The winning visual effects team for “Ex Machina,” from left, Mark Ardington, Paul Norris, Sara Bennett and Andrew Whitehurst.(Marcus Yam / Los Angeles Times)
Winning “Mad Max: Fury Road” sound editors Mark Mangini, left, and David White, right, pose with actor Chris Evans, who presented the award.(Marcus Yam / Los Angeles Times)
“Mad Max: Fury Road” makeup and hairstyling winners Damian Martin, second from left, Lesley Vanderwalt and Elka Wardega stand with the awards presenters, actors Margot Robbie and Jared Leto.(Marcus Yam / Los Angeles Times)
“Mad Max: Fury Road” costume designer Jenny Beavan holds her Academy Award. She is photographed with Cate Blanchett, who presented the award.(Marcus Yam / Los Angeles Times)
“The Big Short’s” writers Adam McKay, left, and writer Charles Randolph win the adapted screenplay category. McKay also directed the film.(Marcus Yam / Los Angeles Times)
“Spotlight” writers Josh Singer, left, and Tom McCarthy win for original screenplay. McCarthy also directed.(Marcus Yam / Los Angeles Times)
What did you see as your key moments on social media?

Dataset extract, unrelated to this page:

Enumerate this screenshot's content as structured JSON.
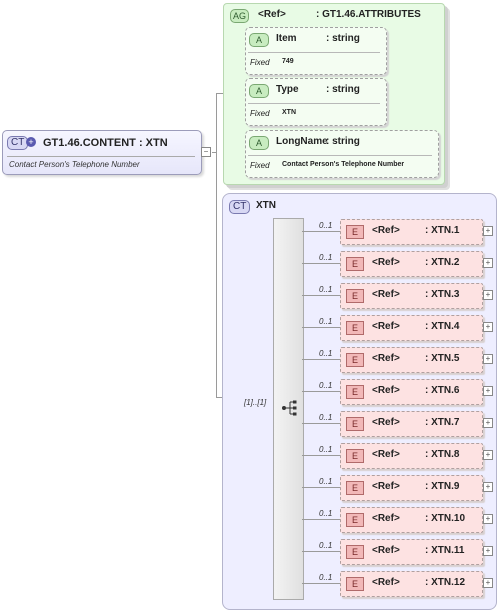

Hudlin: The montage of the year of film, we were very proud of that. We had some of the best editors come together and cut together an amazing sequence that really showed the entire range of movies, not just the nominees but everything that people were seeing this year. Launching into Chris Rock’s monologue — the world had been waiting to hear what he was going to say and how he was going to say it. That knocked people out. The number of comments I got about the last two music cues over the end credits — “Hollywood Swinging” and “Fight the Power” — people loved having those two cues back to back.
How did you tackle the challenge of balancing pleasing the audience in the house versus the audience at home?
Hill: One of the first things was moving the band back from Capitol Records into the theater, ‘cause what we realized was that if you’ve got an energized audience, you’ve got a great show [in recent years the orchestra was located a few blocks away, and the music was piped in].
Hudlin: Live music is such a special, wonderful thing. It energizes people. That audience is part of the show as much as the people on stage.
Was there anything Chris Rock wanted to do that you said no to?
Hill: No. I think the sequence about the black actors cut out of the films was comedy gold.
Hudlin: To see Tracy Morgan as the Danish Girl was a joy.